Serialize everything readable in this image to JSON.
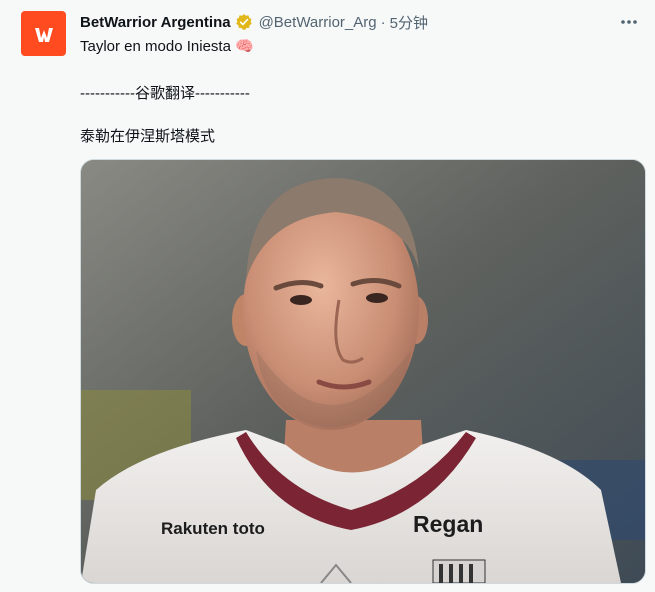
{
  "tweet": {
    "author": {
      "display_name": "BetWarrior Argentina",
      "handle": "@BetWarrior_Arg",
      "verified": true,
      "avatar_icon": "betwarrior-logo-icon",
      "avatar_color": "#ff4b1f"
    },
    "separator": "·",
    "time": "5分钟",
    "text": "Taylor en modo Iniesta 🧠",
    "translation_divider": "-----------谷歌翻译-----------",
    "translated_text": "泰勒在伊涅斯塔模式",
    "menu_icon": "more-icon",
    "media": {
      "kind": "photo",
      "jersey_texts": [
        "Rakuten toto",
        "Regan"
      ]
    }
  },
  "colors": {
    "text_primary": "#0f1419",
    "text_secondary": "#536471",
    "verified_gold": "#e2b719",
    "jersey_maroon": "#7a2434"
  }
}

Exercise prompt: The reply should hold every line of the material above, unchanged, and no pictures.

Task answer:
Serialize everything readable in this image to JSON.
{
  "tweet": {
    "author": {
      "display_name": "BetWarrior Argentina",
      "handle": "@BetWarrior_Arg",
      "verified": true,
      "avatar_icon": "betwarrior-logo-icon",
      "avatar_color": "#ff4b1f"
    },
    "separator": "·",
    "time": "5分钟",
    "text": "Taylor en modo Iniesta 🧠",
    "translation_divider": "-----------谷歌翻译-----------",
    "translated_text": "泰勒在伊涅斯塔模式",
    "menu_icon": "more-icon",
    "media": {
      "kind": "photo",
      "jersey_texts": [
        "Rakuten toto",
        "Regan"
      ]
    }
  },
  "colors": {
    "text_primary": "#0f1419",
    "text_secondary": "#536471",
    "verified_gold": "#e2b719",
    "jersey_maroon": "#7a2434"
  }
}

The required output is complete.